By Joanne M. Anderson
There comes a time in many a life when a homeowner finds he or she simply has too much house ~ too big, too expensive, too much maintenance, too burdensome to clean and care for, too time-consuming. The first word that comes to mind is “downsize,” which can be a smooth transition, though not without some misgivings and emotional moments.
Reasons abound to downsize, and many people, seniors among them, have found it very freeing to live in less space, do less maintenance, spend less house money and live more efficiently. Once a spouse passes away, a big house can even seem bigger. “At some point, you’re going to have to move,” states Irene Jacobs, 81, from her beautiful, 4,600-square-foot, 5-bedroom mountain home outside Blacksburg. Downsizing has been on her mind a few years, and she actively set to work on it one year ago, beginning with her late husband Ira’s files, books, clothing and workshop. “Sorting through his stuff has definitely been the hardest part of downsizing,” she reveals. Over the past year, Mrs. Jacobs has hired a couple students to help with sorting and delivering stuff to thrift stores and recycling centers.
Frances Baker spent a majority of her life in her home in Radford, but as she approached her 90s, she knew she wanted to downsize. “It was very important to her and our family that she downsize to an apartment [rather than one room],” explains her daughter, Lucy Williams. “We looked for several years, but it wasn’t until The Crossings opened in Blacksburg in April this year that we felt we found the right place. She moved into a first floor apartment and was able to take her bedroom set, living room furniture and other personal items that really make her apartment feel like home. Like many people, she has become less mobile with age, and that can be isolating. She really enjoys living at The Crossings and the sense of community it provides.”
With an abundance of townhomes, apartments, condos, small houses and assisted living facilities in the New River Valley, it’s not hard to find a place that suits your style and budget. Bungalows and ranch homes are best for lower maintenance and one floor living. Townhouses and condos have the advantage of sharing walls, exterior maintenance costs and common spaces with monthly fees that cover parking lots, trash pickup, roofing and landscaping.
As with any project, it takes planning to pull off a successful downsize, and one can begin before finding the new, improved, smaller housing model.
• Thin out clothes, shoes, linens, excess furnishings.
• Envision smaller rooms similar to what you have now. The new living room, for example, might be the size of your guest bedroom.
• List items that you think you cannot live without. Check off how many times you use each one over a month or two months. Re-think that list.
• Pass along things you’ll never need again like ladders, lawn mower, weed eater.
• List things for sale on Craigslist, place things in a consignment store or donate.
• One room at a time, take out everything, putting back only what you use regularly or seasonally.
• Measure furniture you intend to move and figure room space and square footage.
• Use this as a great opportunity to bless others with things they have admired, family heirlooms and more, because you will have less storage space.
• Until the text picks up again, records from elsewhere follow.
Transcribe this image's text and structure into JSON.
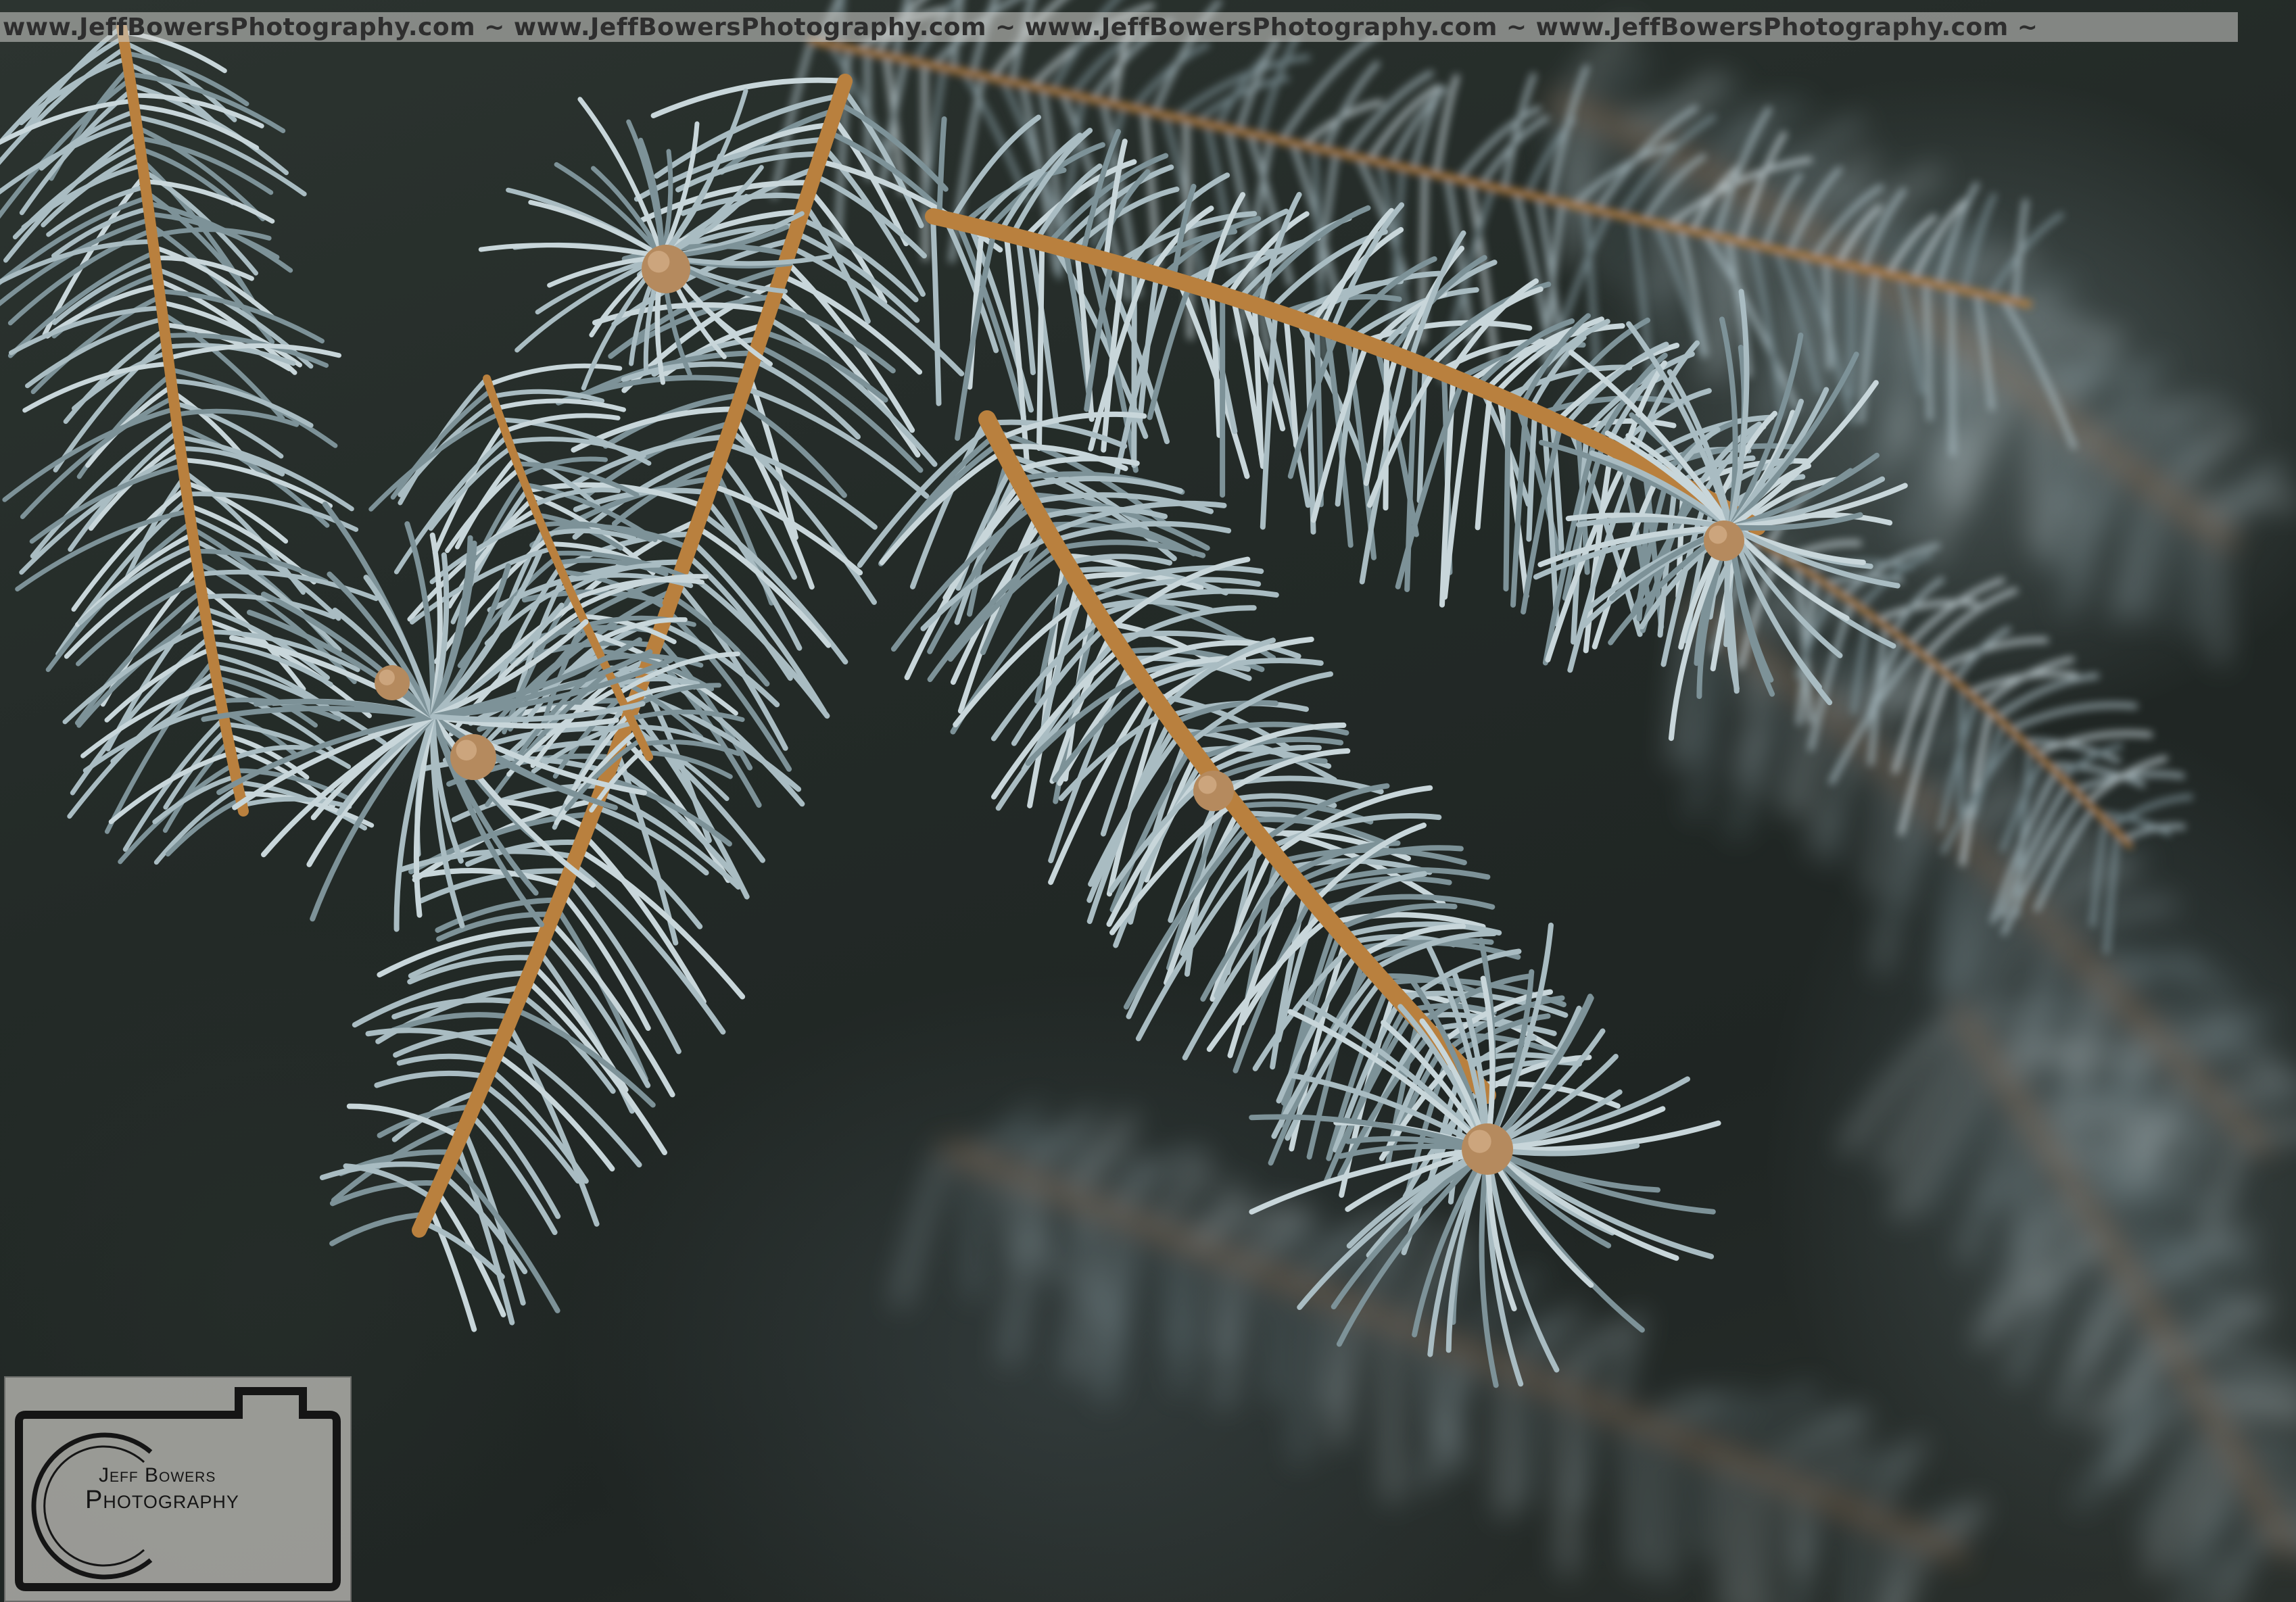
{
  "watermark": {
    "text": "www.JeffBowersPhotography.com ~ www.JeffBowersPhotography.com ~ www.JeffBowersPhotography.com ~ www.JeffBowersPhotography.com ~"
  },
  "logo": {
    "line1": "Jeff Bowers",
    "line2": "Photography"
  },
  "colors": {
    "needle": "#a9bcc2",
    "needle_light": "#c8d6da",
    "needle_dark": "#7d9298",
    "twig": "#b9803e",
    "bud": "#b58a5e",
    "background": "#232a27"
  }
}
And, after all, what’s the point in storing something when someone else can love using it?
• Look at closet and storage systems which maximize space utility.
• For furniture, consider Murphy beds, ottomans with storage, wall tables and ironing boards and double duty chairs, desks and end tables.
Mrs. Jacobs has cleared out two truckloads of accumulation and continues downsizing room by room. She is not buying anything new and is deciding what to take [though she has not yet decided where in the NRV she is going]. Definitely not the formal dining room set. But maybe one of those old pairs of her late husband’s boots still in the garage. Not the 40-cup coffeemaker. Maybe just one of the computers. Lucy Williams, her brother and their families have only begun the process of sorting through the items remaining in her mother’s home.
All along the way, remember the definition of “stuff” ~ something that has weight and takes up space.